Note: Sometimes toddlers walk on tiptoe for a while as they're getting the hang of it, but this doesn't mean they have a palsy. If you're concerned, mention it to the child's doctor, who will assess for other signs of a problem.
More things your walk reveals about your health
Walking clue #13: Walking on tiptoes, one foot
May reveal: Stroke
Doctors assessing toe-walking look for symmetry: Is it happening on both sides or only one? When a person toe-walks only on one side, it's an indicator of stroke, which usually damages one side of the body. When polio was still a scourge in the U.S., affected people often had one withered extremity and one-sided toe-walking was more common.
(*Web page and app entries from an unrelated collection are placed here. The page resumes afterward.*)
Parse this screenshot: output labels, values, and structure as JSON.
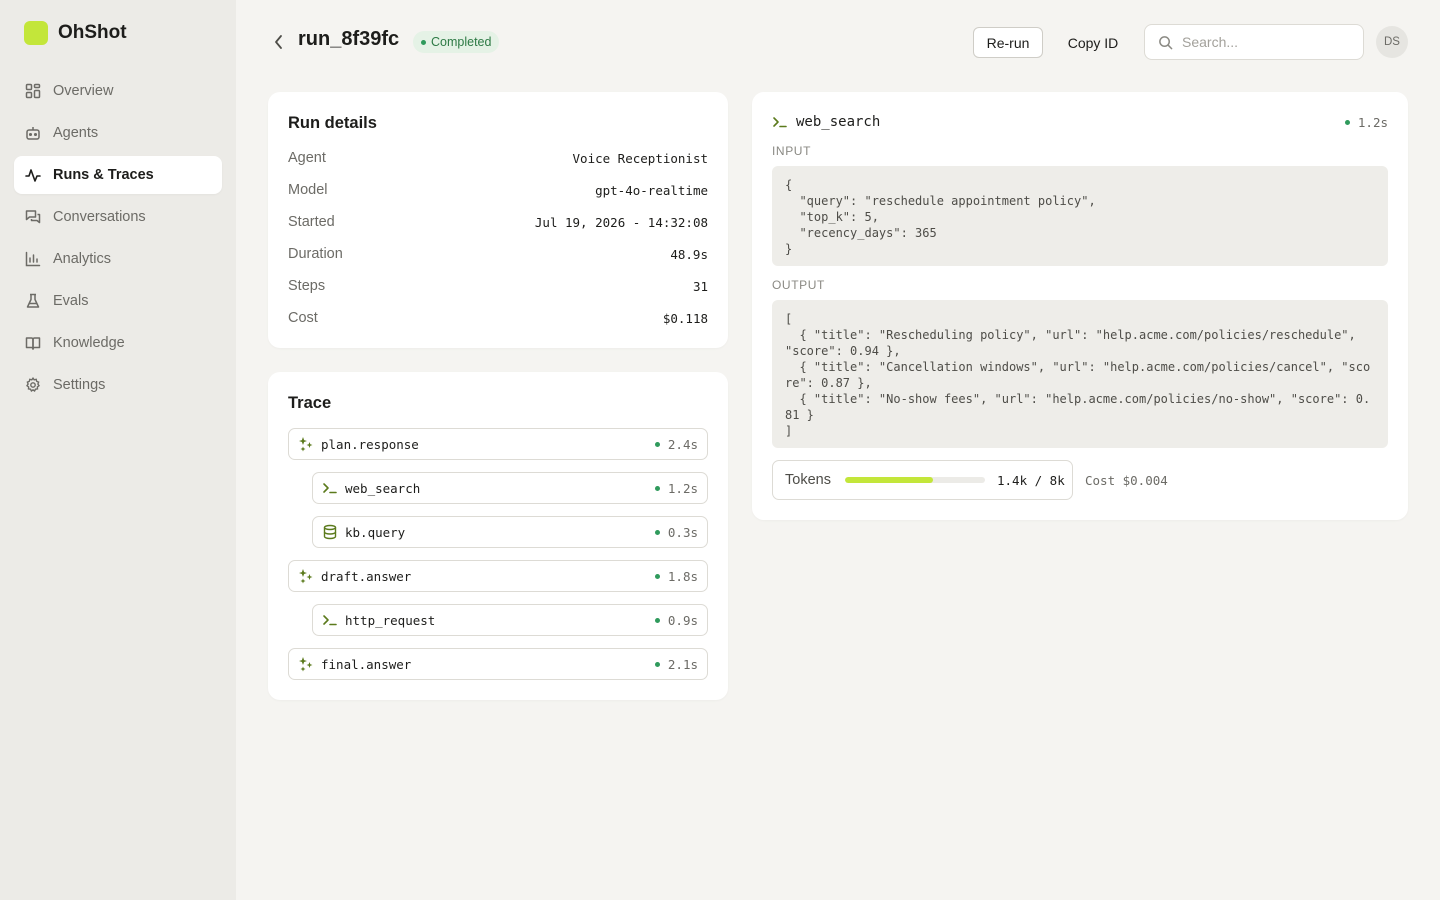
{
  "app": {
    "name": "OhShot",
    "brand_color": "#c3e63a"
  },
  "sidebar": {
    "items": [
      {
        "label": "Overview",
        "icon": "grid-icon",
        "active": false
      },
      {
        "label": "Agents",
        "icon": "bot-icon",
        "active": false
      },
      {
        "label": "Runs & Traces",
        "icon": "activity-icon",
        "active": true
      },
      {
        "label": "Conversations",
        "icon": "messages-icon",
        "active": false
      },
      {
        "label": "Analytics",
        "icon": "bar-chart-icon",
        "active": false
      },
      {
        "label": "Evals",
        "icon": "flask-icon",
        "active": false
      },
      {
        "label": "Knowledge",
        "icon": "book-icon",
        "active": false
      },
      {
        "label": "Settings",
        "icon": "gear-icon",
        "active": false
      }
    ]
  },
  "header": {
    "run_id": "run_8f39fc",
    "status": "Completed",
    "rerun_label": "Re-run",
    "copy_label": "Copy ID",
    "search_placeholder": "Search...",
    "avatar_initials": "DS"
  },
  "details": {
    "title": "Run details",
    "rows": [
      {
        "label": "Agent",
        "value": "Voice Receptionist"
      },
      {
        "label": "Model",
        "value": "gpt-4o-realtime"
      },
      {
        "label": "Started",
        "value": "Jul 19, 2026 - 14:32:08"
      },
      {
        "label": "Duration",
        "value": "48.9s"
      },
      {
        "label": "Steps",
        "value": "31"
      },
      {
        "label": "Cost",
        "value": "$0.118"
      }
    ]
  },
  "trace": {
    "title": "Trace",
    "steps": [
      {
        "name": "plan.response",
        "duration": "2.4s",
        "kind": "llm",
        "icon": "sparkle-icon",
        "depth": 0
      },
      {
        "name": "web_search",
        "duration": "1.2s",
        "kind": "tool",
        "icon": "terminal-icon",
        "depth": 1
      },
      {
        "name": "kb.query",
        "duration": "0.3s",
        "kind": "db",
        "icon": "database-icon",
        "depth": 1
      },
      {
        "name": "draft.answer",
        "duration": "1.8s",
        "kind": "llm",
        "icon": "sparkle-icon",
        "depth": 0
      },
      {
        "name": "http_request",
        "duration": "0.9s",
        "kind": "tool",
        "icon": "terminal-icon",
        "depth": 1
      },
      {
        "name": "final.answer",
        "duration": "2.1s",
        "kind": "llm",
        "icon": "sparkle-icon",
        "depth": 0
      }
    ]
  },
  "selected_step": {
    "name": "web_search",
    "icon": "terminal-icon",
    "duration": "1.2s",
    "input_label": "INPUT",
    "input": "{\n  \"query\": \"reschedule appointment policy\",\n  \"top_k\": 5,\n  \"recency_days\": 365\n}",
    "output_label": "OUTPUT",
    "output": "[\n  { \"title\": \"Rescheduling policy\", \"url\": \"help.acme.com/policies/reschedule\", \"score\": 0.94 },\n  { \"title\": \"Cancellation windows\", \"url\": \"help.acme.com/policies/cancel\", \"score\": 0.87 },\n  { \"title\": \"No-show fees\", \"url\": \"help.acme.com/policies/no-show\", \"score\": 0.81 }\n]",
    "tokens_label": "Tokens",
    "tokens_value": "1.4k / 8k",
    "tokens_fraction": 0.63,
    "cost_text": "Cost $0.004"
  },
  "colors": {
    "status_green": "#2f9a5c",
    "accent": "#c3e63a",
    "icon_olive": "#5b7a1c"
  }
}
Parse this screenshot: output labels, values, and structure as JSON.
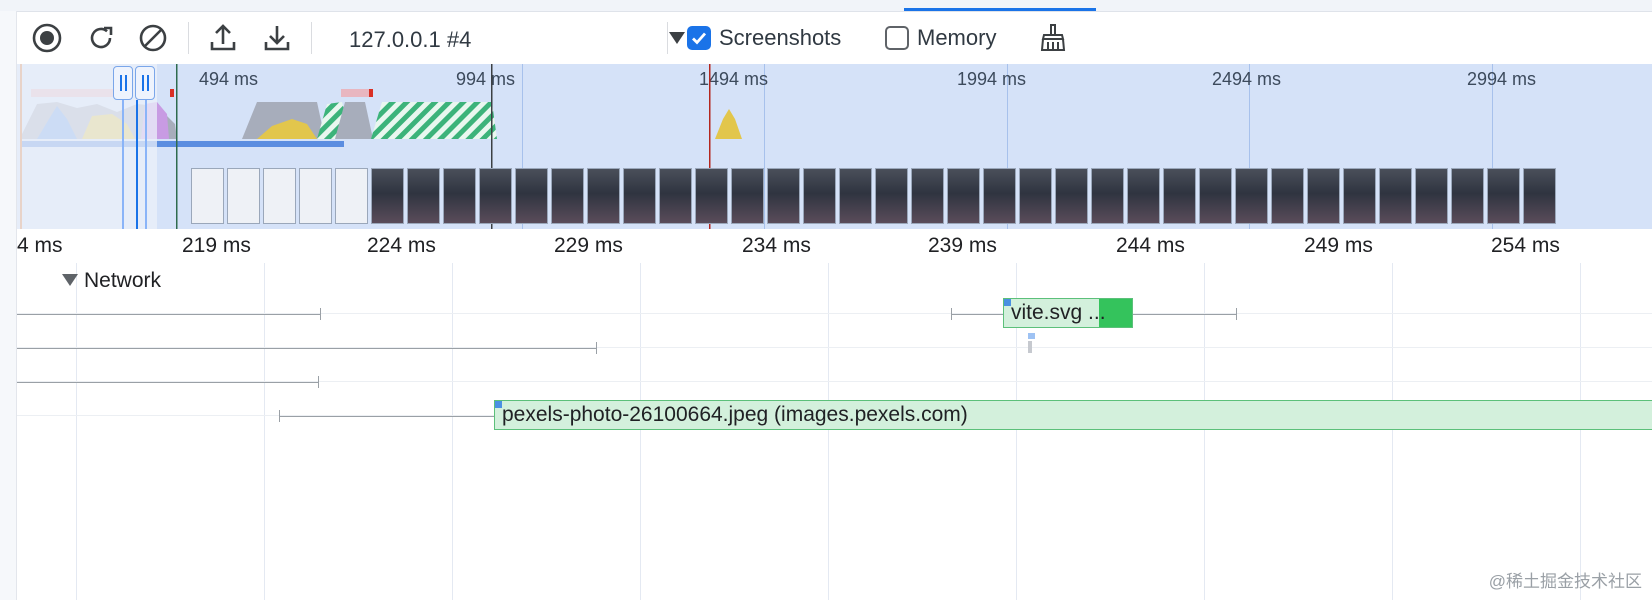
{
  "colors": {
    "accent": "#1a73e8",
    "overview_bg": "#d5e2f8",
    "request_bg": "#d3f0dc",
    "request_border": "#5cc07a",
    "request_receive": "#34c35c",
    "marker_red": "#b3261e"
  },
  "toolbar": {
    "record_icon": "record-icon",
    "reload_icon": "reload-record-icon",
    "clear_icon": "clear-icon",
    "upload_icon": "load-profile-icon",
    "download_icon": "save-profile-icon",
    "target": "127.0.0.1 #4",
    "screenshots_label": "Screenshots",
    "screenshots_checked": true,
    "memory_label": "Memory",
    "memory_checked": false,
    "gc_icon": "garbage-collect-icon"
  },
  "overview": {
    "ticks": [
      "494 ms",
      "994 ms",
      "1494 ms",
      "1994 ms",
      "2494 ms",
      "2994 ms"
    ],
    "screenshot_count": 38
  },
  "ruler": {
    "ticks": [
      "4 ms",
      "219 ms",
      "224 ms",
      "229 ms",
      "234 ms",
      "239 ms",
      "244 ms",
      "249 ms",
      "254 ms"
    ]
  },
  "flame": {
    "track_label": "Network",
    "requests": [
      {
        "label": "vite.svg ..."
      },
      {
        "label": "pexels-photo-26100664.jpeg (images.pexels.com)"
      }
    ]
  },
  "watermark": "@稀土掘金技术社区"
}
Walking clue #14: A bouncing gait
May reveal: Unusually tight calf muscles
One unusual stride is a gait that causes the walker to literally bounce a bit. Specialists can see the heel-off, the first part of a normal step, happen a bit too quickly, because of tight calf muscles. Women are the most vulnerable, because of chronic high heel use, podiatrist Andersen says.
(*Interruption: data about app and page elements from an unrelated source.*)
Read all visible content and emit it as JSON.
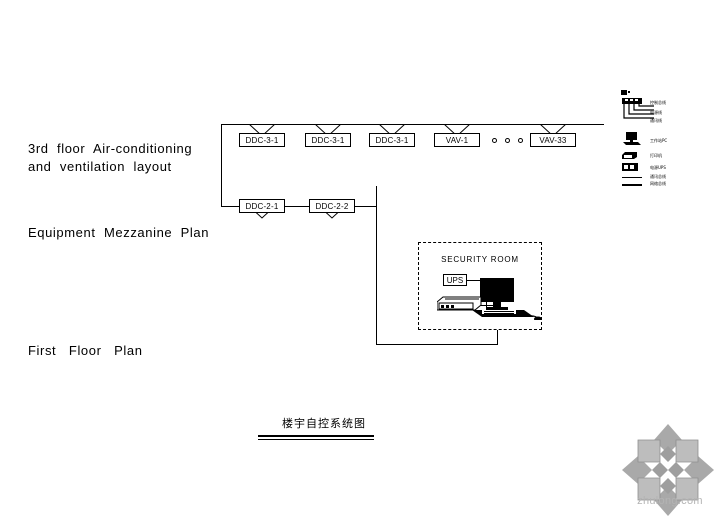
{
  "drawing": {
    "title": "楼宇自控系统图",
    "watermark": "zhulong.com"
  },
  "plans": [
    {
      "id": "floor3",
      "label": "3rd  floor  Air-conditioning\nand  ventilation  layout"
    },
    {
      "id": "mezzanine",
      "label": "Equipment  Mezzanine  Plan"
    },
    {
      "id": "first",
      "label": "First   Floor   Plan"
    }
  ],
  "controllers": {
    "row_floor3": [
      {
        "name": "DDC-3-1"
      },
      {
        "name": "DDC-3-1"
      },
      {
        "name": "DDC-3-1"
      },
      {
        "name": "VAV-1"
      },
      {
        "name": "VAV-33"
      }
    ],
    "row_mezzanine": [
      {
        "name": "DDC-2-1"
      },
      {
        "name": "DDC-2-2"
      }
    ],
    "ellipsis": "• • •"
  },
  "security_room": {
    "title": "SECURITY ROOM",
    "ups_label": "UPS",
    "devices": [
      {
        "name": "workstation-monitor"
      },
      {
        "name": "keyboard"
      },
      {
        "name": "mouse"
      },
      {
        "name": "printer"
      },
      {
        "name": "ups"
      }
    ]
  },
  "legend": {
    "items": [
      {
        "key": "bus-top",
        "label": "控制总线"
      },
      {
        "key": "bus-mid",
        "label": "电源线"
      },
      {
        "key": "bus-bot",
        "label": "通讯线"
      },
      {
        "key": "workstation",
        "label": "工作站PC"
      },
      {
        "key": "printer",
        "label": "打印机"
      },
      {
        "key": "ups",
        "label": "电源UPS"
      },
      {
        "key": "line1",
        "label": "通讯总线"
      },
      {
        "key": "line2",
        "label": "网络总线"
      }
    ]
  },
  "colors": {
    "ink": "#000000",
    "paper": "#ffffff",
    "watermark": "#a9a9a9",
    "watermark_text": "#b4b4b4"
  }
}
"I've seen women in their 60s who have been told to exercise -- sometimes for the first time in her life because a doctor is ordering it for a health issue -- and she can't because she can't comfortably wear a flat shoe," she says. "The same thing can happen much earlier in life, too, such as with a 25-year-old who's been wearing stilettos since she was a teenager."
Walking clue #15: One higher arch and/or a pelvis that dips slightly
May reveal: One leg is shorter than the other
Limb (or leg) length discrepancy simply means that one leg is shorter than the other. Experts can spot this in several different ways. One is by looking at the foot while you take a step, says podiatrist Andersen; one foot will have a higher arch and the other will look flatter. The flatter foot usually corresponds to the longer leg, she says.
Also, because the shorter leg has to go a bit farther to get to the floor, the pelvis may drop down slightly in the stride, adds Bailey. "If you pull up the shirt you can often see changes to the lumbar spine -- a horizontal crease along the spine on the side with the longer leg, because the spine is bending in that direction."
You can be born with limb discrepancy or get it as the result of knee or hip replacements, if limbs don't line up perfectly after healing. But unless the discrepancy is three-quarters of an inch or more, Blitzer says, studies indicate it probably won't cause health problems. Shoe inserts usually can make up for a quarter-inch discrepancy; surgery is sometimes recommended for larger differences.